new roads, new electrical installations, new water and sewer upgrades to the new
site?Seems to be way to early in the process to make decisons.
Perhaps the legislators are hesitant to act too quickly before they can get in
on the action or at least get campaign donations from the people and firms who
will benefit from the relocation. Consider requiring a little more disclosure
on what firms have been involved behind the scenes.
move the refineries out of the salt lake basin, not the prison.
The prison relocation has the potential to be one of the greatest boondoggles in
Utah's history. The cost multipliers for the move include,retention of
prison staff,relocation of inmates,water,access to prisoners by
family,social workers and clergy. It seems that certain businesses and
individuals want this in the worst way and that may be the reason to not move it
at all. The projected benefits may not even materialize but the costs could
easily skyrocket. It should be carefully analyzed and even postponed if
questions aren't completely answered. The possibility of cost overruns in

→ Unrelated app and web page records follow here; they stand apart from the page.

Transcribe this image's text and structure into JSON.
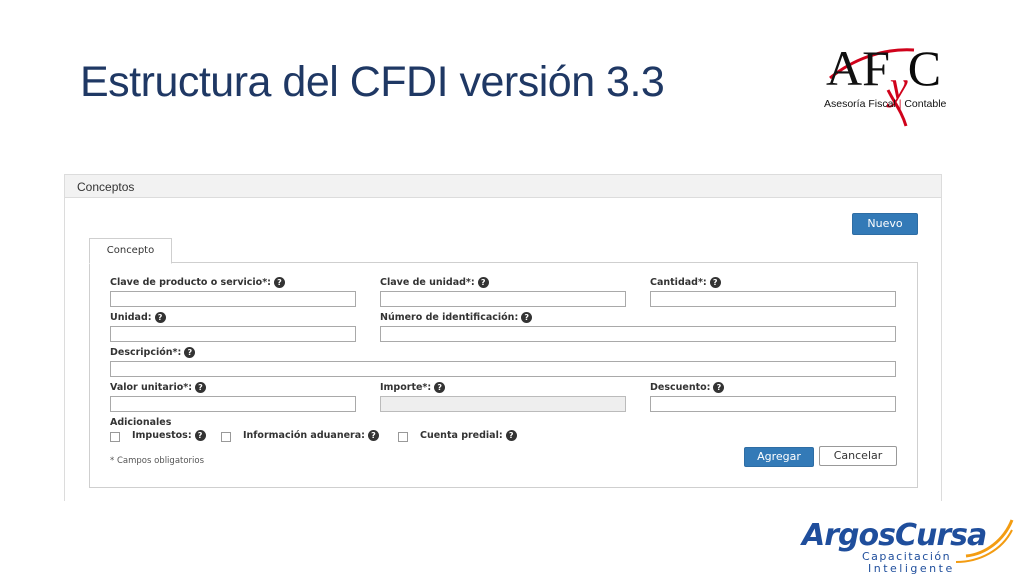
{
  "slide": {
    "title": "Estructura del CFDI versión 3.3"
  },
  "logo_afc": {
    "letters_a": "A",
    "letters_f": "F",
    "letters_y": "y",
    "letters_c": "C",
    "caption_left": "Asesoría Fiscal",
    "caption_right": "Contable"
  },
  "logo_argos": {
    "name": "ArgosCursa",
    "tagline1": "Capacitación",
    "tagline2": "Inteligente"
  },
  "panel": {
    "header": "Conceptos",
    "new_button": "Nuevo",
    "tab_label": "Concepto"
  },
  "form": {
    "clave_producto_label": "Clave de producto o servicio*:",
    "clave_unidad_label": "Clave de unidad*:",
    "cantidad_label": "Cantidad*:",
    "unidad_label": "Unidad:",
    "numero_identificacion_label": "Número de identificación:",
    "descripcion_label": "Descripción*:",
    "valor_unitario_label": "Valor unitario*:",
    "importe_label": "Importe*:",
    "descuento_label": "Descuento:",
    "adicionales_label": "Adicionales",
    "impuestos_label": "Impuestos:",
    "info_aduanera_label": "Información aduanera:",
    "cuenta_predial_label": "Cuenta predial:",
    "help_glyph": "?",
    "required_note": "* Campos obligatorios",
    "add_button": "Agregar",
    "cancel_button": "Cancelar",
    "values": {
      "clave_producto": "",
      "clave_unidad": "",
      "cantidad": "",
      "unidad": "",
      "numero_identificacion": "",
      "descripcion": "",
      "valor_unitario": "",
      "importe": "",
      "descuento": ""
    }
  },
  "colors": {
    "title": "#1f3864",
    "primary_button": "#337ab7",
    "logo_red": "#d0021b",
    "argos_blue": "#1f4e9c"
  }
}
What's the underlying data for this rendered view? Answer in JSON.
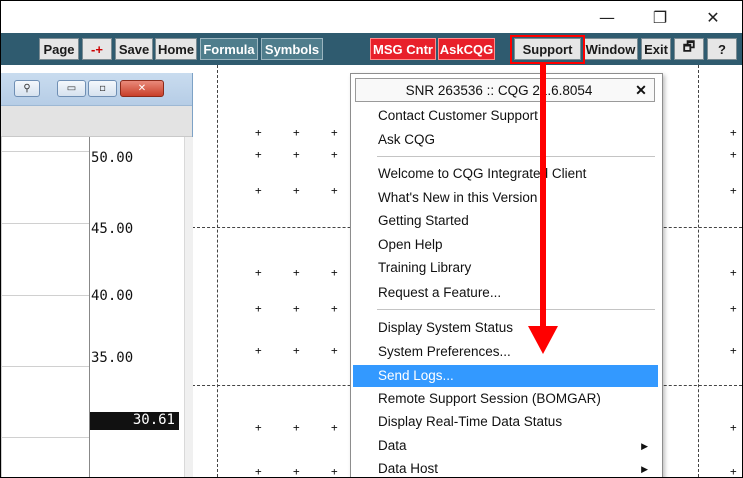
{
  "window_controls": {
    "minimize": "—",
    "restore": "❐",
    "close": "✕"
  },
  "toolbar": {
    "buttons": [
      {
        "label": "Page",
        "style": "light"
      },
      {
        "label": "-+",
        "style": "light"
      },
      {
        "label": "Save",
        "style": "light"
      },
      {
        "label": "Home",
        "style": "light"
      },
      {
        "label": "Formula",
        "style": "dark"
      },
      {
        "label": "Symbols",
        "style": "dark"
      },
      {
        "label": "MSG Cntr",
        "style": "red"
      },
      {
        "label": "AskCQG",
        "style": "red"
      },
      {
        "label": "Support",
        "style": "light"
      },
      {
        "label": "Window",
        "style": "light"
      },
      {
        "label": "Exit",
        "style": "light"
      },
      {
        "label": "🗗",
        "style": "light"
      },
      {
        "label": "?",
        "style": "light"
      }
    ]
  },
  "subwindow": {
    "prices": [
      "50.00",
      "45.00",
      "40.00",
      "35.00"
    ],
    "last_price": "30.61"
  },
  "support_menu": {
    "header": "SNR 263536 :: CQG 21.6.8054",
    "header_close": "✕",
    "groups": [
      [
        "Contact Customer Support",
        "Ask CQG"
      ],
      [
        "Welcome to CQG Integrated Client",
        "What's New in this Version",
        "Getting Started",
        "Open Help",
        "Training Library",
        "Request a Feature..."
      ],
      [
        "Display System Status",
        "System Preferences...",
        "Send Logs...",
        "Remote Support Session (BOMGAR)",
        "Display Real-Time Data Status",
        "Data",
        "Data Host"
      ]
    ],
    "selected_item": "Send Logs...",
    "submenu_items": [
      "Data",
      "Data Host"
    ],
    "submenu_arrow": "▶"
  },
  "colors": {
    "toolbar_bg": "#2f5b6f",
    "highlight": "#3399ff",
    "annotation_red": "#ff0000"
  }
}
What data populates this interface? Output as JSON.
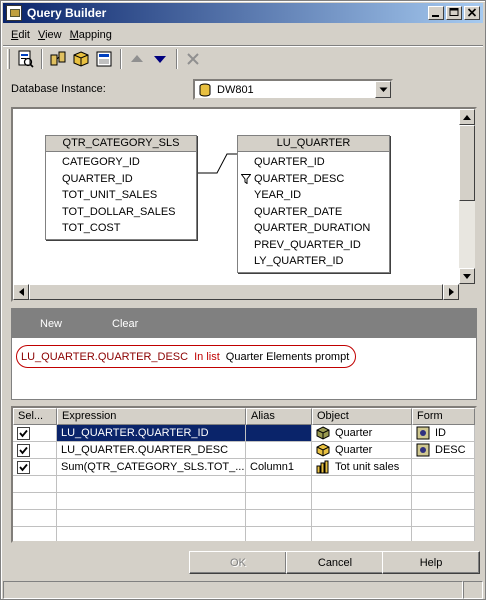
{
  "window": {
    "title": "Query Builder"
  },
  "menu": [
    "Edit",
    "View",
    "Mapping"
  ],
  "toolbar": {
    "buttons": [
      "report-icon",
      "tables-icon",
      "cube-icon",
      "zoom-icon",
      "move-up-icon",
      "move-down-icon",
      "delete-icon"
    ]
  },
  "database": {
    "label": "Database Instance:",
    "value": "DW801"
  },
  "diagram": {
    "tables": [
      {
        "name": "QTR_CATEGORY_SLS",
        "fields": [
          "CATEGORY_ID",
          "QUARTER_ID",
          "TOT_UNIT_SALES",
          "TOT_DOLLAR_SALES",
          "TOT_COST"
        ]
      },
      {
        "name": "LU_QUARTER",
        "fields": [
          "QUARTER_ID",
          "QUARTER_DESC",
          "YEAR_ID",
          "QUARTER_DATE",
          "QUARTER_DURATION",
          "PREV_QUARTER_ID",
          "LY_QUARTER_ID"
        ]
      }
    ]
  },
  "filter": {
    "new_label": "New",
    "clear_label": "Clear",
    "expression": "LU_QUARTER.QUARTER_DESC",
    "operator": "In list",
    "value": "Quarter Elements prompt"
  },
  "grid": {
    "columns": [
      "Sel...",
      "Expression",
      "Alias",
      "Object",
      "Form"
    ],
    "rows": [
      {
        "expression": "LU_QUARTER.QUARTER_ID",
        "alias": "",
        "object": "Quarter",
        "form": "ID"
      },
      {
        "expression": "LU_QUARTER.QUARTER_DESC",
        "alias": "",
        "object": "Quarter",
        "form": "DESC"
      },
      {
        "expression": "Sum(QTR_CATEGORY_SLS.TOT_...",
        "alias": "Column1",
        "object": "Tot unit sales",
        "form": ""
      }
    ]
  },
  "buttons": {
    "ok": "OK",
    "cancel": "Cancel",
    "help": "Help"
  },
  "colors": {
    "titlebar": "#0a246a",
    "selection": "#0a246a",
    "filter_border": "#c00000"
  }
}
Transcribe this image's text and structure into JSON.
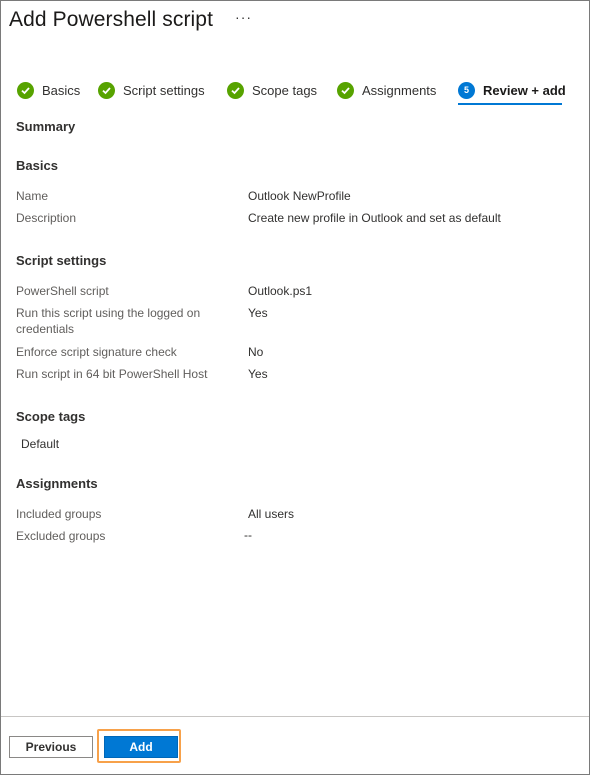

construction, litigation,meeting EPA, and OSHA rules could really drive the
If Utah really wants to ease overcrowding they could take a second look at
prison sentences of those who have already been in for say 10 or 15 years or
longer. I know one person who received two life sentences for a crime which
would have only received a single life sentence in surrounding states. New
Mexico has six laws to help prisoners to get out of prison faster if they are
complying with certain requirements. It seems also that certain employers are
benefiting from prisoner labor more than victims of the prisoners' crimes
are. I decline to name names at this time, as I feel it should be looked at on
an individual basis. If the land developers want to make a profit off the land,
they should be required to set aside a portion of those profits to pay for the